“When I graduated [from] college in 1970 [the communist and Moro insurgencies were already there]. You mean to say we will wait for another 50 years when the West Philippine Sea has already been taken? This is more important because once we lose it, we lose it forever,” he said.
“If China invades Palawan, do we say domestic issue first?” he said.
War not an option
Carpio agreed that war was not an option, but he tried to explain it better than the government’s line that the Philippines did not have military muscle to take on China.
“[War is not an option, that’s the reason why we went to The Hague],” he said. “We relied on international law. It’s against the Constitution, against the human charter. You can’t settle the dispute by going to war. We will be isolated. We never considered war, that’s why we went to The Hague.”
On Friday, Carpio addressed graduating law students of the University of San Carlos in Cebu City, telling them that every Filipino has a role to play in asserting the country’s sovereignty in the West Philippine Sea through “people-to-people conversation” to get China to comply with the arbitral court’s ruling.
“Let it not be said by future generations of Filipinos that today’s generation of Filipinos slept while China seized the West Philippine Sea,” he told the graduates.
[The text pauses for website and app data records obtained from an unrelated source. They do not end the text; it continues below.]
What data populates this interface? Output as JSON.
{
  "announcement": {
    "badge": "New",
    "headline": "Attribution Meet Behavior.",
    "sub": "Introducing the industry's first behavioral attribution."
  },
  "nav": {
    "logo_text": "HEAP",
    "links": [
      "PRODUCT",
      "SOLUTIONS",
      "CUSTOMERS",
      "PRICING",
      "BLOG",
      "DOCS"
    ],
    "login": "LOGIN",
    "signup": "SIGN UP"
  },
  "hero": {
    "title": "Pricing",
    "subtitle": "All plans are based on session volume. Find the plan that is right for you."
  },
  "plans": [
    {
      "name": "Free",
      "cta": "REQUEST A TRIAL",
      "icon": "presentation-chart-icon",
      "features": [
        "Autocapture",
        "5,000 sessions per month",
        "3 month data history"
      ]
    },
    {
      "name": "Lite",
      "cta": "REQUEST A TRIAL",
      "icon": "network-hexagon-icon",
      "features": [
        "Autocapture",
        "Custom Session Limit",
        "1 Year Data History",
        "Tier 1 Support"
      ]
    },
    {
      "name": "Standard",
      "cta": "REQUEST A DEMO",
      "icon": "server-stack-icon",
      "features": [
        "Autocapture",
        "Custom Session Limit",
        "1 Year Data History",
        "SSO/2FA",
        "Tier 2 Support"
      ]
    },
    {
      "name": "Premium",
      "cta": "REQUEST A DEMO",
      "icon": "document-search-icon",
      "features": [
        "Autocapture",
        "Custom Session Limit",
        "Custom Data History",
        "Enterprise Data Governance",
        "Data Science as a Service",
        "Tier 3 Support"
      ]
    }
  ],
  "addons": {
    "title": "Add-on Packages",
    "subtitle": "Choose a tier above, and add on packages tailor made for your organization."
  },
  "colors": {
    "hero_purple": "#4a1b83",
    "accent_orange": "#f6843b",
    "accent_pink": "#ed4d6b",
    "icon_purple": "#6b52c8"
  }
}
Carpio said he wanted “to get people involved in talking to the rest of the world.”
“That’s my advocacy, that we Filipino people [take up] the defense of the West Philippine Sea. [They say] that’s too quixotic, but [we have no] alternative… [If the government doesn’t want to, let’s do it ourselves]. They can’t stop us. This is freedom of expression,” he said.
Carpio said he had published an e-book, and suggested the new lawyers use the arguments there.
“You talk to everybody. This is something we should’ve been doing with the government leading. If it doesn’t want to lead, then we do it ourselves. We have to bypass them and they can’t stop us,” he said.
Subscribe to our global nation newsletter
Subscribe to INQUIRER PLUS to get access to The Philippine Daily Inquirer & other 70+ titles, share up to 5 gadgets, listen to the news, download as early as 4am & share articles on social media. Call 896 6000.